__Aim of the exercise__: Your answer should consist solely of the lines from the one holding "Output a JSON" through the final line of the entries, reproduced exactly and without pictures.

__Information__:
>>>>>

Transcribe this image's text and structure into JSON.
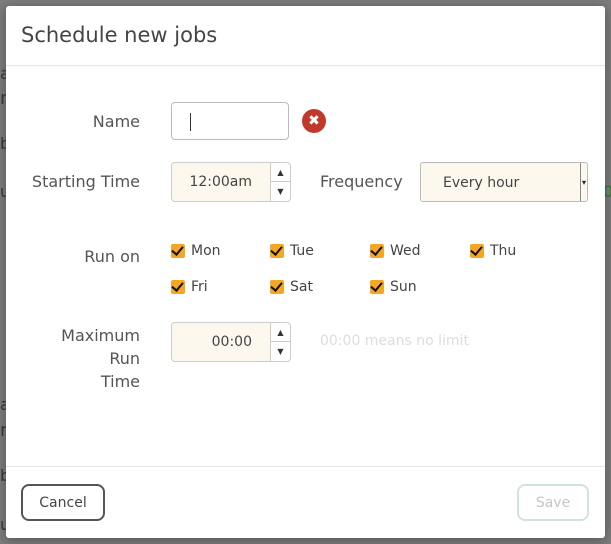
{
  "dialog": {
    "title": "Schedule new jobs",
    "name": {
      "label": "Name",
      "value": "",
      "clear_icon": "times-circle-icon",
      "clear_glyph": "✖"
    },
    "starting_time": {
      "label": "Starting Time",
      "value": "12:00am"
    },
    "frequency": {
      "label": "Frequency",
      "selected": "Every hour"
    },
    "run_on": {
      "label": "Run on",
      "days": [
        {
          "label": "Mon",
          "checked": true
        },
        {
          "label": "Tue",
          "checked": true
        },
        {
          "label": "Wed",
          "checked": true
        },
        {
          "label": "Thu",
          "checked": true
        },
        {
          "label": "Fri",
          "checked": true
        },
        {
          "label": "Sat",
          "checked": true
        },
        {
          "label": "Sun",
          "checked": true
        }
      ]
    },
    "max_run_time": {
      "label_line1": "Maximum Run",
      "label_line2": "Time",
      "value": "00:00",
      "hint": "00:00 means no limit"
    },
    "footer": {
      "cancel_label": "Cancel",
      "save_label": "Save"
    }
  },
  "colors": {
    "accent_checkbox": "#f5a623",
    "clear_button": "#c0392b",
    "input_background": "#fdf8ee"
  }
}
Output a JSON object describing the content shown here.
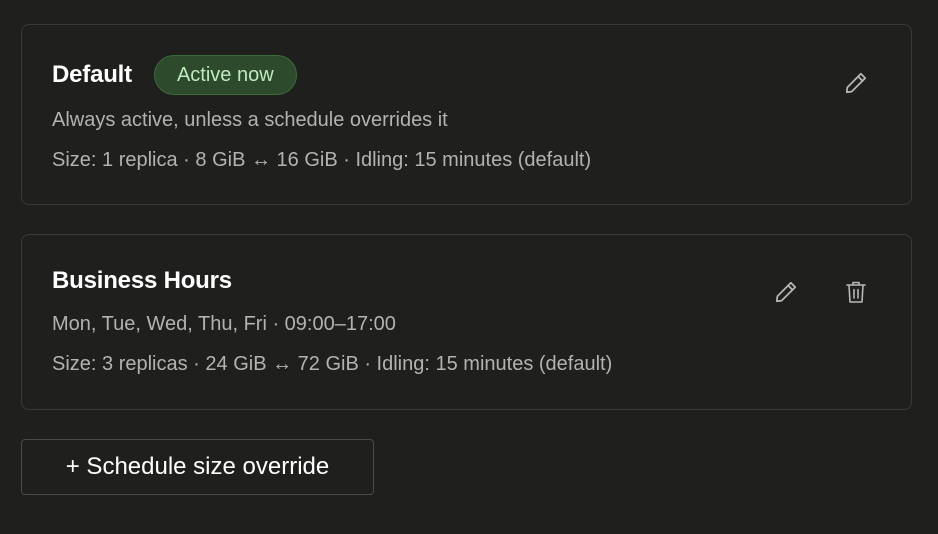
{
  "schedules": [
    {
      "title": "Default",
      "badge": "Active now",
      "description": "Always active, unless a schedule overrides it",
      "details": "Size: 1 replica · 8 GiB ↔ 16 GiB · Idling: 15 minutes (default)",
      "actions": [
        "pencil-icon"
      ]
    },
    {
      "title": "Business Hours",
      "description": "Mon, Tue, Wed, Thu, Fri · 09:00–17:00",
      "details": "Size: 3 replicas · 24 GiB ↔ 72 GiB · Idling: 15 minutes (default)",
      "actions": [
        "pencil-icon",
        "trash-icon"
      ]
    }
  ],
  "add_button": {
    "label": "+ Schedule size override"
  },
  "colors": {
    "background": "#1f1f1d",
    "card_border": "#3a3a37",
    "badge_bg": "#2d4a2c",
    "badge_text": "#bfeabb",
    "muted_text": "#b3b3ae"
  }
}
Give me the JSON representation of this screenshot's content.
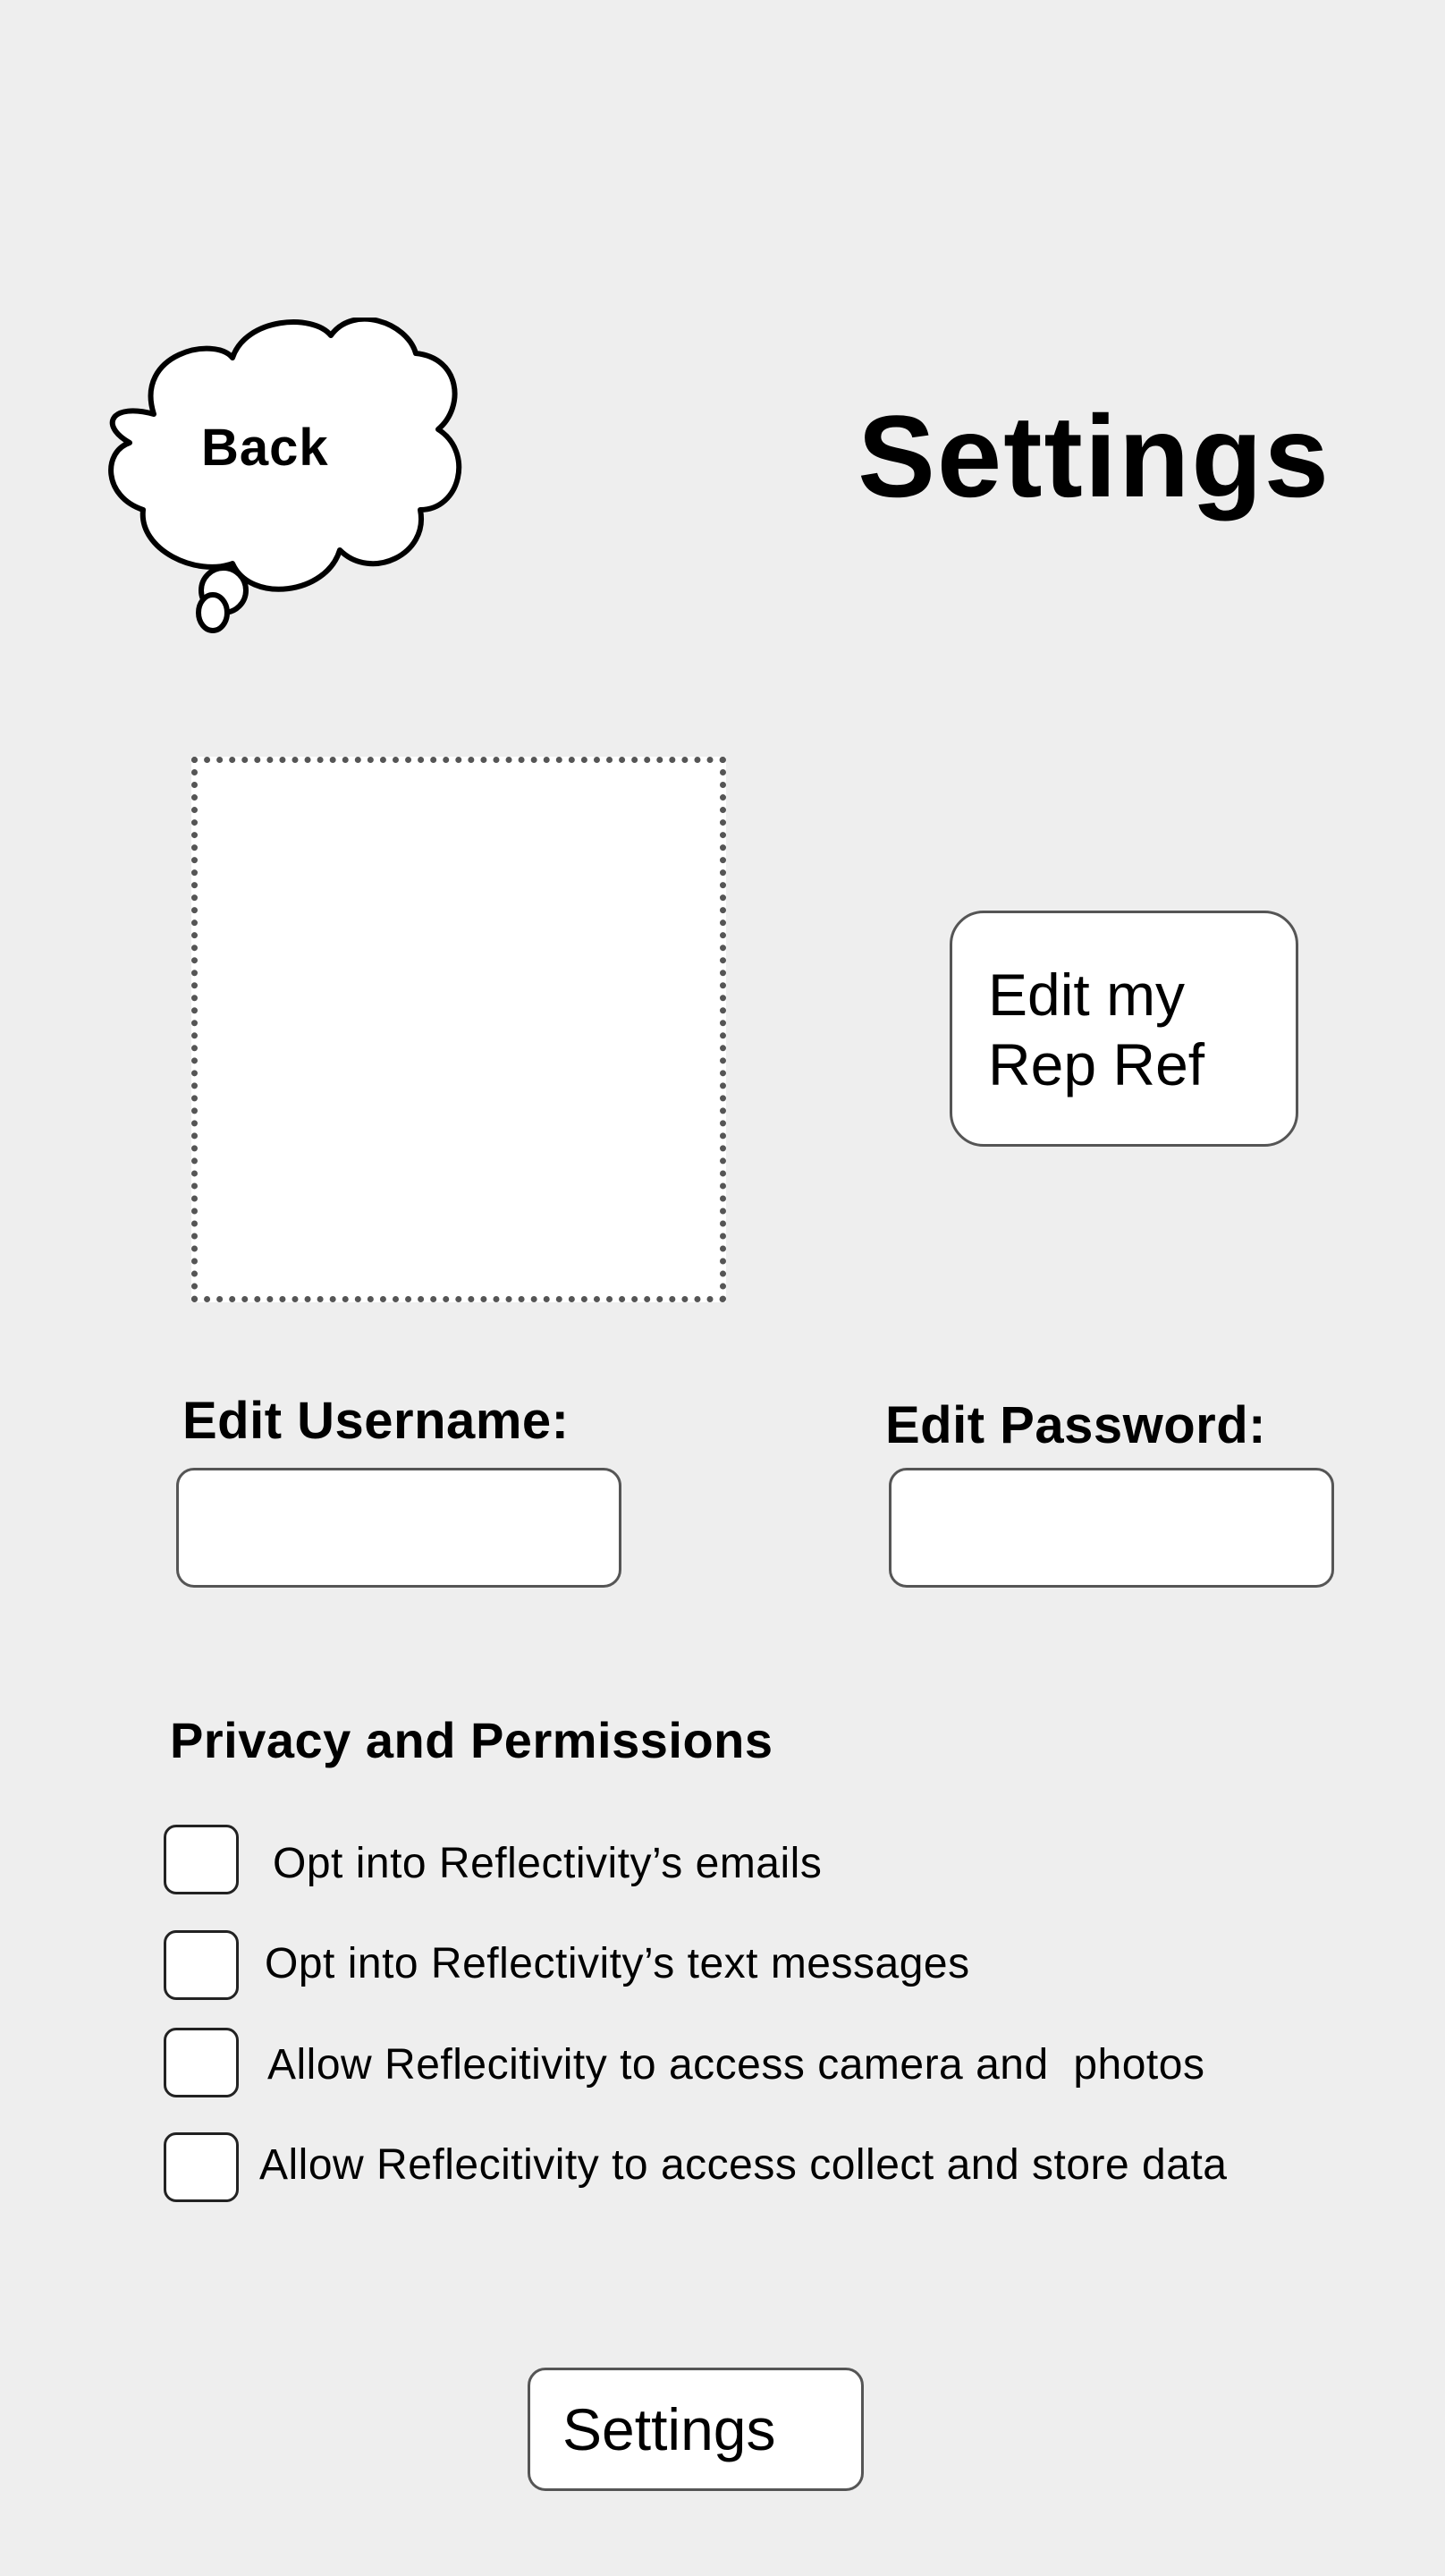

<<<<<

__Result of this exercise__:
Output a JSON object describing the content shown here.
{
  "schedules": [
    {
      "title": "Default",
      "badge": "Active now",
      "description": "Always active, unless a schedule overrides it",
      "details": "Size: 1 replica · 8 GiB ↔ 16 GiB · Idling: 15 minutes (default)",
      "actions": [
        "pencil-icon"
      ]
    },
    {
      "title": "Business Hours",
      "description": "Mon, Tue, Wed, Thu, Fri · 09:00–17:00",
      "details": "Size: 3 replicas · 24 GiB ↔ 72 GiB · Idling: 15 minutes (default)",
      "actions": [
        "pencil-icon",
        "trash-icon"
      ]
    }
  ],
  "add_button": {
    "label": "+ Schedule size override"
  },
  "colors": {
    "background": "#1f1f1d",
    "card_border": "#3a3a37",
    "badge_bg": "#2d4a2c",
    "badge_text": "#bfeabb",
    "muted_text": "#b3b3ae"
  }
}
Give me the JSON representation of this screenshot's content.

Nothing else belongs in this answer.